### Problem statement
Keep only the lines of the material below that contain the word "title". Copy those lines.

### Data for processing
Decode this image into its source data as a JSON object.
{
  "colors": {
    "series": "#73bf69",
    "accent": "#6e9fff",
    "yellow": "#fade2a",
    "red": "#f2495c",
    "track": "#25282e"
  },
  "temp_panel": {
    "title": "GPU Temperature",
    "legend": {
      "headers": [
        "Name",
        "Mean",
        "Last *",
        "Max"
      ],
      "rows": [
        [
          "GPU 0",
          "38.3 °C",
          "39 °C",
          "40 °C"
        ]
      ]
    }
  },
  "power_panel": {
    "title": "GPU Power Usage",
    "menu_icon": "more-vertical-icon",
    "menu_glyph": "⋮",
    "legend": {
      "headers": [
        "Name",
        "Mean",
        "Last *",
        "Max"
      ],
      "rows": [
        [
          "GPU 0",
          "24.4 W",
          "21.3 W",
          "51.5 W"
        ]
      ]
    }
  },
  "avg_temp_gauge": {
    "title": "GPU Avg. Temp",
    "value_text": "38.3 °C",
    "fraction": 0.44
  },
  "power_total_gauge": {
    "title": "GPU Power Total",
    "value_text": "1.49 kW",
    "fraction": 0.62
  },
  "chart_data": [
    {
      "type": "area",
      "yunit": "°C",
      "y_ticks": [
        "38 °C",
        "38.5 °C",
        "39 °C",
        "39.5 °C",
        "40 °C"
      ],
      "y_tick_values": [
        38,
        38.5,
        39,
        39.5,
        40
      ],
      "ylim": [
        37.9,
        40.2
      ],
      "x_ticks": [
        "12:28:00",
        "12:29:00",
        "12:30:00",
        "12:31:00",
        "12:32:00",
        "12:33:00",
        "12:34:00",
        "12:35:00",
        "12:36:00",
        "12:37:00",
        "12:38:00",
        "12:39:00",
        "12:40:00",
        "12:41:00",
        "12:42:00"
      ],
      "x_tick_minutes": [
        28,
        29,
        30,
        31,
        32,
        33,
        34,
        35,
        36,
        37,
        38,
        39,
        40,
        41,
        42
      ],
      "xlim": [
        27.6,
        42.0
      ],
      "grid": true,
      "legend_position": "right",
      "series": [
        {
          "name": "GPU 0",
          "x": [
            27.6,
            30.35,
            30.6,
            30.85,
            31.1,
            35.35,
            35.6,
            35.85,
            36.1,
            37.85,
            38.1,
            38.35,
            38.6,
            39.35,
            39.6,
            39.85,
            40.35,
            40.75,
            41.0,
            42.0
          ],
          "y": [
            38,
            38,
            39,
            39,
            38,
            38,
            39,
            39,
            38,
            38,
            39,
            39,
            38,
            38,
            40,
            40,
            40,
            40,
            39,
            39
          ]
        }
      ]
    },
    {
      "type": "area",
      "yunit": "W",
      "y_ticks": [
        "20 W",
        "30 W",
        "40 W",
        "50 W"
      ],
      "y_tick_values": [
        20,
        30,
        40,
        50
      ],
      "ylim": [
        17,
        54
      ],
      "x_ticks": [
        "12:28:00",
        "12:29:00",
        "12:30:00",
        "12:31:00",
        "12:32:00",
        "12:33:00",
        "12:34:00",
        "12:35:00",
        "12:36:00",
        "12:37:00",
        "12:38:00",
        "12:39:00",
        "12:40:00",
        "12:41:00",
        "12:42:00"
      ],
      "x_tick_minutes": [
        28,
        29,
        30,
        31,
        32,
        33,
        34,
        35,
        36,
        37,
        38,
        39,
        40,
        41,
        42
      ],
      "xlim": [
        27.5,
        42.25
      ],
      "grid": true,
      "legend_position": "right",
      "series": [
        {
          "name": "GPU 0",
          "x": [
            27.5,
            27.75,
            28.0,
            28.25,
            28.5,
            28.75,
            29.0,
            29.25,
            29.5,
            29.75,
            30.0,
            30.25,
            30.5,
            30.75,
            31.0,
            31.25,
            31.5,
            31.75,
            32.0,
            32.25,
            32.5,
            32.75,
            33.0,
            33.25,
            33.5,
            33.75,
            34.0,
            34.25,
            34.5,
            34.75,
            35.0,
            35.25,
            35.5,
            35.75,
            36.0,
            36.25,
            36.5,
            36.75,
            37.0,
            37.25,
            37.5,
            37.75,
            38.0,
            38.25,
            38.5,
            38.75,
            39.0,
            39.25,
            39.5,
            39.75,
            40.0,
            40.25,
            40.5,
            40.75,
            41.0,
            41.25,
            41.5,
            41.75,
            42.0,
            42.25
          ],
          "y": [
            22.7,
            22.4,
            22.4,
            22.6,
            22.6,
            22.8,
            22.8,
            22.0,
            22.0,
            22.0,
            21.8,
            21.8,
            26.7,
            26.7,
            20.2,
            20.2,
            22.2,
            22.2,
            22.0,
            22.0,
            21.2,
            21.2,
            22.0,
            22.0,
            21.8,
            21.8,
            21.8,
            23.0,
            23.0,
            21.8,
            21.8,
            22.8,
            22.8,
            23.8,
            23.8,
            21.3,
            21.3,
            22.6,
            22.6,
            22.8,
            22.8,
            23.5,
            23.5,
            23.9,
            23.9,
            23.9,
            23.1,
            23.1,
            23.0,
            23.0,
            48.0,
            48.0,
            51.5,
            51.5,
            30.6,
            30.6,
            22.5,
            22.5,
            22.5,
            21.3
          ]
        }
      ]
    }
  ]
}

### Answer box
    "title": "GPU Temperature",
    "title": "GPU Power Usage",
    "title": "GPU Avg. Temp",
    "title": "GPU Power Total",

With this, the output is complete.